Well, the oil price argument falls flat in the face of facts.  West Texas crude was about $96.10 a month ago and it's $97 now.  Yes, the price of a barrel of West Texas oil is higher today than it was for much of 2012, but it's not meaningfully higher.  The average price in 2012 seemed to be between $85 and $92/barrel for much of the year.  Now for those of us on the east coast Brent Crude is the primary pricing mechanism to watch and Brent crude has basically flat lined for a year.  It was $118 a year ago and it's $118 today.  One of the issues we are going to have come to grips with in the future is that while the US is now producing a tremendous amount of oil, it is very difficult to get that oil to all of our refineries.  Thus, we are likely to have wide spreads in oil and gas prices around the country for years to come.

The refinery issue seems to be a convenient scapegoat.  There have been many refineries that have been operating at a limited capacity after Sandy.  There are also many refineries that tend to go offline at this time of year to retool for the summer driving blends.  There appear to be one or two unscheduled shutdowns but they are not enough to drive prices up 10% on their own.

Other factors - I suppose we should mention Mideast tensions although that seems like it's actually cooled off in the past month.  OPEC has cut their production targets, but with Brent at $118 you'll get lots of cheating by their members.  Finally, the US dollar has weakened a bit in the past month and that is likely a factor.  A serious showdown in Washington over the Continuing Resolution or the Sequester will likely further weaken our currency (and drive up gas prices).

So, I guess what I'm saying is --- there is no good reason for this move in gas prices.  There are a number of issues that are all convening to impact the price of a gallon of gas - OPEC production, refinery shutdowns, persistently high oil prices, weaker US dollar - but none of them alone should cause a 10% spike in prices.



Sunday, February 03, 2013

Apparently, there is a sporting event going on?

The media remains obsessed with the Dow Jones Industrial Avg and arbitrary levels like 14,000 despite the repeated efforts of others to get them to focus on broader measures like the S&P 500. Well, that's neither here nor there, because the Dow's back over 14,000 and that means it's all happy days again.

I won't bore you with all of the details of the signals that I'm seeing now, I'll leave you with one of the easiest to remember.  When the whole world is zigging, you want to zag and when Barron's (the  Wall St Journal paper for weekend warrior investors) puts out a cover stating "New Highs coming!!" you had better have your game plan in place.  Couple this with a Paul Krugman piece that basically says the economy is getting ready for lift off and I getting nervous.  No one wants to hear it again, but Europe is slowing again and will likely cause some major headaches for US policymakers in the next 6 months.
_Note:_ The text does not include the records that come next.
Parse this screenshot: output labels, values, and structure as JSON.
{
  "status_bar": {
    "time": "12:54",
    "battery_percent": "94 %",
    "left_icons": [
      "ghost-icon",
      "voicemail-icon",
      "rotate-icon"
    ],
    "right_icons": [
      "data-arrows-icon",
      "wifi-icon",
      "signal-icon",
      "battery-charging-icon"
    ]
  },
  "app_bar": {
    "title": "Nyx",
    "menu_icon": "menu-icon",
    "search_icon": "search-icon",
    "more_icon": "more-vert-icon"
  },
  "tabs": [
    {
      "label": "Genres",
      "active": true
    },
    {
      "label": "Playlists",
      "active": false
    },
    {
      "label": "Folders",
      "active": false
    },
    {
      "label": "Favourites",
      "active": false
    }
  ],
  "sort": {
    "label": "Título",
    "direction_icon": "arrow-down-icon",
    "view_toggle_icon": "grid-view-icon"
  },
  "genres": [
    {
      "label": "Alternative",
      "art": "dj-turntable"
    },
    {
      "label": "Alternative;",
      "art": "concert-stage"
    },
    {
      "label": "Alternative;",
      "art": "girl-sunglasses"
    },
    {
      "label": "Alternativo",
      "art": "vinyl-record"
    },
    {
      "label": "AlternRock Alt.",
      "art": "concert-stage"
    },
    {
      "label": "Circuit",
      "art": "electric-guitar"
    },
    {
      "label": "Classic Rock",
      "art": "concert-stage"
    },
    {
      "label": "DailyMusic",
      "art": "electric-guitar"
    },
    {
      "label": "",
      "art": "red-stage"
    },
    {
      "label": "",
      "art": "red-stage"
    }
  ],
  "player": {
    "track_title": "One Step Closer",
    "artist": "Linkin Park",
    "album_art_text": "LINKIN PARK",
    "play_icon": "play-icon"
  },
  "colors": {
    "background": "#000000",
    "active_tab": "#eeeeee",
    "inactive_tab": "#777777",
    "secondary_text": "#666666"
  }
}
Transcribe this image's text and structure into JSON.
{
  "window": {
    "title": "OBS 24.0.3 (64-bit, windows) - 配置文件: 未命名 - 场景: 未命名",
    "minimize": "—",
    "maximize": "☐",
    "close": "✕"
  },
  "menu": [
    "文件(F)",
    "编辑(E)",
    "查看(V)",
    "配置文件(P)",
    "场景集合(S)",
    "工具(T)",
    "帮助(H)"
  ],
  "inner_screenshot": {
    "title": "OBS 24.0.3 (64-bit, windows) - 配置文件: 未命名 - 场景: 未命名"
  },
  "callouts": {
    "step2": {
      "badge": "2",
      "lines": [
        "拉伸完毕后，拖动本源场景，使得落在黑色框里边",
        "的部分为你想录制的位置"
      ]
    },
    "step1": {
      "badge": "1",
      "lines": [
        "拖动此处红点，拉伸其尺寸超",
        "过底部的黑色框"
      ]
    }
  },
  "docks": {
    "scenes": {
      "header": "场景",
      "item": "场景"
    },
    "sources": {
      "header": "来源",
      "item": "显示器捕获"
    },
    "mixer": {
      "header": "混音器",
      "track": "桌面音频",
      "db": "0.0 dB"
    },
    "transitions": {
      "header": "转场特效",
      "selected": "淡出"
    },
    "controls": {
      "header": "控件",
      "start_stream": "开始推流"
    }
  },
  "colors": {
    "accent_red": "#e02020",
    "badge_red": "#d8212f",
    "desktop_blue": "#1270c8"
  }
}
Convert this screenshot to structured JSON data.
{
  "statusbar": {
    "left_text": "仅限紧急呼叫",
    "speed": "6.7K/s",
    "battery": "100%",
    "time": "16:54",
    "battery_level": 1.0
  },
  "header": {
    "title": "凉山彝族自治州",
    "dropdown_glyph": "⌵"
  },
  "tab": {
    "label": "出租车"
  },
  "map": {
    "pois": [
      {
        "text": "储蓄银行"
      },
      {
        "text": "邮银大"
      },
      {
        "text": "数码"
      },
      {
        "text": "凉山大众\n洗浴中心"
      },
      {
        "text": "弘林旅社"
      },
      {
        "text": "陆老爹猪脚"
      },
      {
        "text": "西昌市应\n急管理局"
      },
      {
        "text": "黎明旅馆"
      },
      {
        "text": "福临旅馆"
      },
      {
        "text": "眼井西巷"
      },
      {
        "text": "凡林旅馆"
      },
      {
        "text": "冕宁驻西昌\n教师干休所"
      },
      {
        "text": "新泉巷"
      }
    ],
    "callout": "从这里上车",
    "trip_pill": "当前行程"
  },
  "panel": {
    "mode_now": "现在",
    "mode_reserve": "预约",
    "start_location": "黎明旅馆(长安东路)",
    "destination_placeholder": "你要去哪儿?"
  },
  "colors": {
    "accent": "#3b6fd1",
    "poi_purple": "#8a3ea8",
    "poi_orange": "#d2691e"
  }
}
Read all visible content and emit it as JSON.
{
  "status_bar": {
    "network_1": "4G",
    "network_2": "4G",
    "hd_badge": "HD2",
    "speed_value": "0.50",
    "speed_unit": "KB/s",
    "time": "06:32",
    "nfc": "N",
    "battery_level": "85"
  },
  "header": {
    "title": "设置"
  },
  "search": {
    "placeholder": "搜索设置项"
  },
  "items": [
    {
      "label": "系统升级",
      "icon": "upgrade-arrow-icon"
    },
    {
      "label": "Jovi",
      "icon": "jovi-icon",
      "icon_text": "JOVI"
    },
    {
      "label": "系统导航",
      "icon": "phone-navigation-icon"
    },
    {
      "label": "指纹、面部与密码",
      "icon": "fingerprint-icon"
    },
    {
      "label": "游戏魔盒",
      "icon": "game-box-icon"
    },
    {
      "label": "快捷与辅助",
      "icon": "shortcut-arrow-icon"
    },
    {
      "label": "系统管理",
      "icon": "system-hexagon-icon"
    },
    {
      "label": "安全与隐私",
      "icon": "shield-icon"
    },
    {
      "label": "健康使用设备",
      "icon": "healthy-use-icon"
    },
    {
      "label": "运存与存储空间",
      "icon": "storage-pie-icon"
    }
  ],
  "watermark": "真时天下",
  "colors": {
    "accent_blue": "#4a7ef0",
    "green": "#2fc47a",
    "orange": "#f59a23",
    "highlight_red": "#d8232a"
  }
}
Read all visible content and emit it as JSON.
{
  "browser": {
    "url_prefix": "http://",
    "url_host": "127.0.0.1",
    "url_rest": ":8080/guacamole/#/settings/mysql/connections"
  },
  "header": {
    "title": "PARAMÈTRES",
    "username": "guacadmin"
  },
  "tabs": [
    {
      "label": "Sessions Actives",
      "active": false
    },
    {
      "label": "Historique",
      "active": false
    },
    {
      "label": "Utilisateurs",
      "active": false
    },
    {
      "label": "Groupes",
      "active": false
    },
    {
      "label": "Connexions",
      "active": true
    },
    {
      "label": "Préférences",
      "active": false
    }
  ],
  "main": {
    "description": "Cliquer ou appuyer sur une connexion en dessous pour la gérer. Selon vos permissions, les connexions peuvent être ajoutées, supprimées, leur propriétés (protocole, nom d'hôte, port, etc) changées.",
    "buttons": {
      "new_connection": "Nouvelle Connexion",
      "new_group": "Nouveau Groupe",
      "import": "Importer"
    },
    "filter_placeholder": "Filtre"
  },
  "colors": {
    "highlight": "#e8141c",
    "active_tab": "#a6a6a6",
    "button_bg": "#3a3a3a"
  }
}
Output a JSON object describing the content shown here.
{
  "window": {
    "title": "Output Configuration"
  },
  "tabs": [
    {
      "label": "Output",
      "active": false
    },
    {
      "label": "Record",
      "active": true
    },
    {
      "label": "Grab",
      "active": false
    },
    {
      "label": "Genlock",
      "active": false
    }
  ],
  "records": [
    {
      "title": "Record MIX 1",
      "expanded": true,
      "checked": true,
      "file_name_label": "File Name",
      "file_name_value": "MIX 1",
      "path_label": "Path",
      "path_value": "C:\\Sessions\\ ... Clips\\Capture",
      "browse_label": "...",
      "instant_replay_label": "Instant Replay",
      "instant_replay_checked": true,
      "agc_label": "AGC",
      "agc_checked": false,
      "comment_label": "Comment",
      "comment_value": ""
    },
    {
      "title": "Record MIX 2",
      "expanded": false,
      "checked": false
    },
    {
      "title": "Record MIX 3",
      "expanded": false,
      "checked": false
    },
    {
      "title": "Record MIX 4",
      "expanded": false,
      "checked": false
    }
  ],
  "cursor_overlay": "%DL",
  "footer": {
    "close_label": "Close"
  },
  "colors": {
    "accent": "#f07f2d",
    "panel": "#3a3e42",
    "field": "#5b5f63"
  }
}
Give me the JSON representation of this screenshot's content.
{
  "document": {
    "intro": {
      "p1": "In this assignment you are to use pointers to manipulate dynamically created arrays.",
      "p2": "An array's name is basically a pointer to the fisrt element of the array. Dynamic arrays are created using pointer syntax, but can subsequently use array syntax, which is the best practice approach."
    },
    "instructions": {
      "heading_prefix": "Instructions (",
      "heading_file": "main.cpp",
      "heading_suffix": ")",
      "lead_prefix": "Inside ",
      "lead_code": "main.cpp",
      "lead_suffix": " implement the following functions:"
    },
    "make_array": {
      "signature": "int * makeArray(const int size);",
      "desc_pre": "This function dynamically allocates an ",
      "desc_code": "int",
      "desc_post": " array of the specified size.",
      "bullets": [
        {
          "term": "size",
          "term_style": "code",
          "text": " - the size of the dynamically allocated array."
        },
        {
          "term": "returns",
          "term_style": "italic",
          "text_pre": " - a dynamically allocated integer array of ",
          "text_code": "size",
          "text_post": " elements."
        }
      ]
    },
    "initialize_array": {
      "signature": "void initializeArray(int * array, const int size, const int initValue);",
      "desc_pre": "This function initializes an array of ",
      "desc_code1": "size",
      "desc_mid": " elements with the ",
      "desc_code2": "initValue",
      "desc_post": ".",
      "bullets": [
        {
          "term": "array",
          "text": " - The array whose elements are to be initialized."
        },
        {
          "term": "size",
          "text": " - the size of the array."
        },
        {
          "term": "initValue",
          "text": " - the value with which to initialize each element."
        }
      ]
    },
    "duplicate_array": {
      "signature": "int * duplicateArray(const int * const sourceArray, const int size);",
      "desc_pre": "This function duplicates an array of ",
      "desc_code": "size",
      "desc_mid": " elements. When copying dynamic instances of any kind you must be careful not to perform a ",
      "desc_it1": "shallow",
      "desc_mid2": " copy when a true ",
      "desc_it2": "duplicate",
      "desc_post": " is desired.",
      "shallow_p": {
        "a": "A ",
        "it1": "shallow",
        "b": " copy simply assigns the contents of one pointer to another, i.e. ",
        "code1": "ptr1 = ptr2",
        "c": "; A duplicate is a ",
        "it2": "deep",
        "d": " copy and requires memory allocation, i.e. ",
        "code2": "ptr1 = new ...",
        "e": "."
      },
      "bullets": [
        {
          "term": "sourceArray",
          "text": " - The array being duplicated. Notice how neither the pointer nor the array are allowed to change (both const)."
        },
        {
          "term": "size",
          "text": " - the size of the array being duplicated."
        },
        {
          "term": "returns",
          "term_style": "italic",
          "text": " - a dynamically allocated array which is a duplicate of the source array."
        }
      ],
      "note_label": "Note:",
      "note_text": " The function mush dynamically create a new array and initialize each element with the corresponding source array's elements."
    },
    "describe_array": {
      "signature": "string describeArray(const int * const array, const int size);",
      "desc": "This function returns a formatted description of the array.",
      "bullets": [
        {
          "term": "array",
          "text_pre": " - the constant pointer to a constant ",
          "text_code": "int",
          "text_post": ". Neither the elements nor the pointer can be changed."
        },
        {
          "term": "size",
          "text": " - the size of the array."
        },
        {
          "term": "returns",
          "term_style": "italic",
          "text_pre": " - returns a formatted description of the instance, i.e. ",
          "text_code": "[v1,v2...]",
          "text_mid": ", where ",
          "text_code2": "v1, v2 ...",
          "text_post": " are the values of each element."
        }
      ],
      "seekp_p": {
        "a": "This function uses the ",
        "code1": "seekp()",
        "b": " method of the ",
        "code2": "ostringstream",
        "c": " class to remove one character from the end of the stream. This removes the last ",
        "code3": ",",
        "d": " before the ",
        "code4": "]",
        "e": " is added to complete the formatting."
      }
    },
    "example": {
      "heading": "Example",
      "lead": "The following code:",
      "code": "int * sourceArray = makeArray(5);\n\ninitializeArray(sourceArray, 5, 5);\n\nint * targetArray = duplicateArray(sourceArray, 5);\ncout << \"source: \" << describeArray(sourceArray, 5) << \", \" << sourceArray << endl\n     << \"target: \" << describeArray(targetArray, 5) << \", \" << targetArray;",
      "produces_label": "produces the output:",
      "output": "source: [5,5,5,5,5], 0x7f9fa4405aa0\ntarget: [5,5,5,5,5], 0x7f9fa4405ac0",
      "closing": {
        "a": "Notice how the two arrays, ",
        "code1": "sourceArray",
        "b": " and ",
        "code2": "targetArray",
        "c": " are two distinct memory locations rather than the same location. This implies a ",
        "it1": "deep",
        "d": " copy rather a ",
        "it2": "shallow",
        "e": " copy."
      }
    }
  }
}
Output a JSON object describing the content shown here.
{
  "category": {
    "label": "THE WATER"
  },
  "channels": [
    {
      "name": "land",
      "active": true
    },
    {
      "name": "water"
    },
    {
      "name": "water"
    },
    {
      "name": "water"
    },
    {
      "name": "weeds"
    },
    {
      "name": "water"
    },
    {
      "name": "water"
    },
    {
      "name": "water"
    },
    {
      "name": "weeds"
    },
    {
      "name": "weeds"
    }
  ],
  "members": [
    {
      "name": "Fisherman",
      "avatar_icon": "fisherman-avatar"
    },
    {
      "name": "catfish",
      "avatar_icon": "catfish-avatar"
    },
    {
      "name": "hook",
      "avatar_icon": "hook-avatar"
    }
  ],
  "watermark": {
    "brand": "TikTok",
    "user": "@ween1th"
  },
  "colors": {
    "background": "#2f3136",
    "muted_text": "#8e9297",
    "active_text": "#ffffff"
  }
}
I'll have some more big picture thoughts in coming days.

In the era of Chinese hacking - in the last week the NY Times, Wall Street Journal and Twitter were all hacked - password are increasingly important.  I actually think that the next big thing is password generation/authentication but I don't have the capabilities to build that myself (note to wannabe billionaires out there: get cracking on this problem).

However, I found this story on passwords and the remarkably simple nature of many so many passwords interesting.

"Last month, an analysis of leaked pin numbers revealed that about one in 10 of us uses "1234"; a recent security breach at Yahoo showed that thousands of users' passwords were either "password", "welcome", "123456" or "ninja". People choose terrible passwords even when more is at stake than their savings: among military security specialists, it's well-known that at the height of the cold war, the "secret unlocking code" for America's nuclear missiles was 00000000.

Five years ago, Newsnight revealed that, until 1997, some British nuclear missiles were armed by turning a key in what was essentially a bike lock. To choose whether the bomb should explode in the air or on the ground, you turned dials using an Allen key, Ikea-style."